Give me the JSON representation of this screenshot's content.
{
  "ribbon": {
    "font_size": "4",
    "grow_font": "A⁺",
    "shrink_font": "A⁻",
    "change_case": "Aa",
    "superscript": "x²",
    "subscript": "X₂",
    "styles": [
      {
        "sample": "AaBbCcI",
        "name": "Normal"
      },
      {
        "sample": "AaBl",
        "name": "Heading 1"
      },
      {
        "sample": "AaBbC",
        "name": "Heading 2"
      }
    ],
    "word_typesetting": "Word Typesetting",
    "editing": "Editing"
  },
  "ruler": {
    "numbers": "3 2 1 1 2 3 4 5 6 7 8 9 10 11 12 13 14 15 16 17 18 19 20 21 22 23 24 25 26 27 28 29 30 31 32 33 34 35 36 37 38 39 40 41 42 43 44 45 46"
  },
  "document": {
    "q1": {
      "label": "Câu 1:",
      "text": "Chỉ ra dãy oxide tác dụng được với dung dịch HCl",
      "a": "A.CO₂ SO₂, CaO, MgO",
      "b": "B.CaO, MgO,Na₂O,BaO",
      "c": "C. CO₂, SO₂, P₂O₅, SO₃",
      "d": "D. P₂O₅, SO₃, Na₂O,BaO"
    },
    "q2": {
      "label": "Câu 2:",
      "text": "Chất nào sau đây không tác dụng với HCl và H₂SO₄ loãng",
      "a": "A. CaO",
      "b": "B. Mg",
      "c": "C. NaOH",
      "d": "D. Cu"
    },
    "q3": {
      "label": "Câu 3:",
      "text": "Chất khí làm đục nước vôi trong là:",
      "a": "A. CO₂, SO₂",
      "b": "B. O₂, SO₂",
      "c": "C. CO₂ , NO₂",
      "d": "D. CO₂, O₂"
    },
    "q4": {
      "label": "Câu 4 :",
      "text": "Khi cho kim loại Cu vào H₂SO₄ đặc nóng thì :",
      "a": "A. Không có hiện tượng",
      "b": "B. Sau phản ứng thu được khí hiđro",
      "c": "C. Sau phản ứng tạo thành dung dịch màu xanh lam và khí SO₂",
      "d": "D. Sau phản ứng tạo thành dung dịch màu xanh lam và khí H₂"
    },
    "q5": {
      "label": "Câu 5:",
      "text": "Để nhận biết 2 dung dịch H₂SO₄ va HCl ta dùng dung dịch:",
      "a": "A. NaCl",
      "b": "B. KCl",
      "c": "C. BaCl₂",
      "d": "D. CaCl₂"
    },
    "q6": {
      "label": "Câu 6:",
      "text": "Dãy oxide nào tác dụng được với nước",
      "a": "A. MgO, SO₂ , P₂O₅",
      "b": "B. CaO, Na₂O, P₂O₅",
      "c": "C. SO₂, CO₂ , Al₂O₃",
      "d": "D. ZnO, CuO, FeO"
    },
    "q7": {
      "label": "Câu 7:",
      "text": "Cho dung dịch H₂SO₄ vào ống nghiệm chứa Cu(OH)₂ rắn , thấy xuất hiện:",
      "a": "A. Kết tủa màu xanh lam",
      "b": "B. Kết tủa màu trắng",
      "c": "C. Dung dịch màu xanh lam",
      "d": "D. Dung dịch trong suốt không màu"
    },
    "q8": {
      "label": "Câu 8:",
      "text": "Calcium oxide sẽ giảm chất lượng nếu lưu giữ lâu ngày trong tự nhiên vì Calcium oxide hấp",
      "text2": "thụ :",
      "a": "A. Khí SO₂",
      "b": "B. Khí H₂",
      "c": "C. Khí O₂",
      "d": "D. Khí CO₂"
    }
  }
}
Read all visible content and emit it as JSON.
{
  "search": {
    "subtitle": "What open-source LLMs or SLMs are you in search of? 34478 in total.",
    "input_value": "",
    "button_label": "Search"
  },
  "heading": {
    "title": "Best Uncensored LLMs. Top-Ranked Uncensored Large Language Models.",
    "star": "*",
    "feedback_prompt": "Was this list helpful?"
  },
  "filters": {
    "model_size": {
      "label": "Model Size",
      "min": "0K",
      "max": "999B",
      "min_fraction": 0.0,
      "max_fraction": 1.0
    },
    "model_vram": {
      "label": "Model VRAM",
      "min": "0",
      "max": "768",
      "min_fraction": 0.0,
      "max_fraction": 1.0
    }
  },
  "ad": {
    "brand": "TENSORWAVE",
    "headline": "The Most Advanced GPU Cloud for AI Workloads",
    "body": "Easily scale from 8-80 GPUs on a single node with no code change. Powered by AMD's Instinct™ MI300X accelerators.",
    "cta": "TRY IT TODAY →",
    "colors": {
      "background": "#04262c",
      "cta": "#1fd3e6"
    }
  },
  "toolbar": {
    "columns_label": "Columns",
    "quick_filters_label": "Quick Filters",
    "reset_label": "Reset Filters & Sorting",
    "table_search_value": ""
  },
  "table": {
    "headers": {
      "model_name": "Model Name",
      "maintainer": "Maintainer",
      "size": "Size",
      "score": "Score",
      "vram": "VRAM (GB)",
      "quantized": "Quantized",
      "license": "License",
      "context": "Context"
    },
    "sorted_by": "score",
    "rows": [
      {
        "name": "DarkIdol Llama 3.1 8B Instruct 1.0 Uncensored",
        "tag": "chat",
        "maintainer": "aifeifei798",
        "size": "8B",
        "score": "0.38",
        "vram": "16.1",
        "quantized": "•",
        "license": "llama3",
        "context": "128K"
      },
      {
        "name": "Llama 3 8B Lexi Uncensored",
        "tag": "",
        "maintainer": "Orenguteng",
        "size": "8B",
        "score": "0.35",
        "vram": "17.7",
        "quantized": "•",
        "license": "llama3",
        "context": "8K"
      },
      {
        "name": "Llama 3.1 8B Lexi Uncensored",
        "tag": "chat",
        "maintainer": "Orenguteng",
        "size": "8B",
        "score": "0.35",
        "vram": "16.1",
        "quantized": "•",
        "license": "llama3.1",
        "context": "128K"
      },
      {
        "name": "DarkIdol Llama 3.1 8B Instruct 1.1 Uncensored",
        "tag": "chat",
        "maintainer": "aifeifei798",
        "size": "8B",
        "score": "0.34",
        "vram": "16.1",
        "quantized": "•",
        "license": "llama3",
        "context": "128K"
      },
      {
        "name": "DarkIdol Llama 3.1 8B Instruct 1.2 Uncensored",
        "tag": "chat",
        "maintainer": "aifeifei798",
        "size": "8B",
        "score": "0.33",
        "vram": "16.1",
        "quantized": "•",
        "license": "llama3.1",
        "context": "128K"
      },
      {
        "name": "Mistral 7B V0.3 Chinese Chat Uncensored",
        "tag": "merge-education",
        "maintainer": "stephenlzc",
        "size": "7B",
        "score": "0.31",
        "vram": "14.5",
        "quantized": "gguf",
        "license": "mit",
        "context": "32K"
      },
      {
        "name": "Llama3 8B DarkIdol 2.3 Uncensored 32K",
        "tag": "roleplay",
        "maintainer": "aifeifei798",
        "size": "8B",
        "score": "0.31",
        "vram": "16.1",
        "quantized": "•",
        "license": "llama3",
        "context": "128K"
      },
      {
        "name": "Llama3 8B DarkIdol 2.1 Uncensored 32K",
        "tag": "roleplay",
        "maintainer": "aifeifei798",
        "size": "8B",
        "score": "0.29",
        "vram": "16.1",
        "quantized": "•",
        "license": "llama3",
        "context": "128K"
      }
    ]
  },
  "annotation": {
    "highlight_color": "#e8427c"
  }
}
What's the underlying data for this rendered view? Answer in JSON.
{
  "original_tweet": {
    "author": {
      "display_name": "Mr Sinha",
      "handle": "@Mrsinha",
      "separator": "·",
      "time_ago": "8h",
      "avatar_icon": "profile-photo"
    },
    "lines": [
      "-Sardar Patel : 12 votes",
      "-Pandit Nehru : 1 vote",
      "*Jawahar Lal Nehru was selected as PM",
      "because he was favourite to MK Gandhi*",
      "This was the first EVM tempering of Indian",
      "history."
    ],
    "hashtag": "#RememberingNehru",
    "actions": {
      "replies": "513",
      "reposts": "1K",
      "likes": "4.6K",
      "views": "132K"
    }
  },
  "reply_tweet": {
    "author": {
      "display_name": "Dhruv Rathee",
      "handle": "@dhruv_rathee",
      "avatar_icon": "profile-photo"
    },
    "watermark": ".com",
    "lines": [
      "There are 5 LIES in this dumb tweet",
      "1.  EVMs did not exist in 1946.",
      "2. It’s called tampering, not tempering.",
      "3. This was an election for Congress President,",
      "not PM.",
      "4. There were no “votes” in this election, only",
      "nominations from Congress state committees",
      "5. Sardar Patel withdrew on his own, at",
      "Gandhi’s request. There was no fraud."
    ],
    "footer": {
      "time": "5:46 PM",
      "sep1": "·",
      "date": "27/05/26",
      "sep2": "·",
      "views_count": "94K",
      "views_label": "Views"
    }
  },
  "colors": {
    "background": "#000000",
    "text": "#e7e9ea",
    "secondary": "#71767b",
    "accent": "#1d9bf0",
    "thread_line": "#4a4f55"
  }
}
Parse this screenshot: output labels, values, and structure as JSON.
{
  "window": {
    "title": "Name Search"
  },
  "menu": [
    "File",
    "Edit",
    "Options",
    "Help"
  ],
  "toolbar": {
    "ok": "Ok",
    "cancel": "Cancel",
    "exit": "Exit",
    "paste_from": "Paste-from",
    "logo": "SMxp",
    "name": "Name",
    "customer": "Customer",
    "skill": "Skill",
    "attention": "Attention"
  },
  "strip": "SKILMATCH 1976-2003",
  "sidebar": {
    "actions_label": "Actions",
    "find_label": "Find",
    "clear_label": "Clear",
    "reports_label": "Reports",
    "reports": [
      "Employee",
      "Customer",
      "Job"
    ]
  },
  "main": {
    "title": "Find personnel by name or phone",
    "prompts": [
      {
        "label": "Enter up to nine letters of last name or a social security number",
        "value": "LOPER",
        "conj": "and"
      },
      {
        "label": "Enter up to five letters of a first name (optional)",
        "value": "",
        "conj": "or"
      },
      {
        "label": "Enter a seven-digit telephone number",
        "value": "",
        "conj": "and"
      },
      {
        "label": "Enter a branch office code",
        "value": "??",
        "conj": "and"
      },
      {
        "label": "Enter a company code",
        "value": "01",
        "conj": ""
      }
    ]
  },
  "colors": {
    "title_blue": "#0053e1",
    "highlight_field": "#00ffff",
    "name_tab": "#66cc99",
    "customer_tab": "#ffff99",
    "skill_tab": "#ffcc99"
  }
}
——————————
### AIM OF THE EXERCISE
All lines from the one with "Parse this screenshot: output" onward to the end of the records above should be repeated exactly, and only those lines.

### REPLY TO THE EXERCISE
Parse this screenshot: output labels, values, and structure as JSON.
{
  "window": {
    "title": "Name Search"
  },
  "menu": [
    "File",
    "Edit",
    "Options",
    "Help"
  ],
  "toolbar": {
    "ok": "Ok",
    "cancel": "Cancel",
    "exit": "Exit",
    "paste_from": "Paste-from",
    "logo": "SMxp",
    "name": "Name",
    "customer": "Customer",
    "skill": "Skill",
    "attention": "Attention"
  },
  "strip": "SKILMATCH 1976-2003",
  "sidebar": {
    "actions_label": "Actions",
    "find_label": "Find",
    "clear_label": "Clear",
    "reports_label": "Reports",
    "reports": [
      "Employee",
      "Customer",
      "Job"
    ]
  },
  "main": {
    "title": "Find personnel by name or phone",
    "prompts": [
      {
        "label": "Enter up to nine letters of last name or a social security number",
        "value": "LOPER",
        "conj": "and"
      },
      {
        "label": "Enter up to five letters of a first name (optional)",
        "value": "",
        "conj": "or"
      },
      {
        "label": "Enter a seven-digit telephone number",
        "value": "",
        "conj": "and"
      },
      {
        "label": "Enter a branch office code",
        "value": "??",
        "conj": "and"
      },
      {
        "label": "Enter a company code",
        "value": "01",
        "conj": ""
      }
    ]
  },
  "colors": {
    "title_blue": "#0053e1",
    "highlight_field": "#00ffff",
    "name_tab": "#66cc99",
    "customer_tab": "#ffff99",
    "skill_tab": "#ffcc99"
  }
}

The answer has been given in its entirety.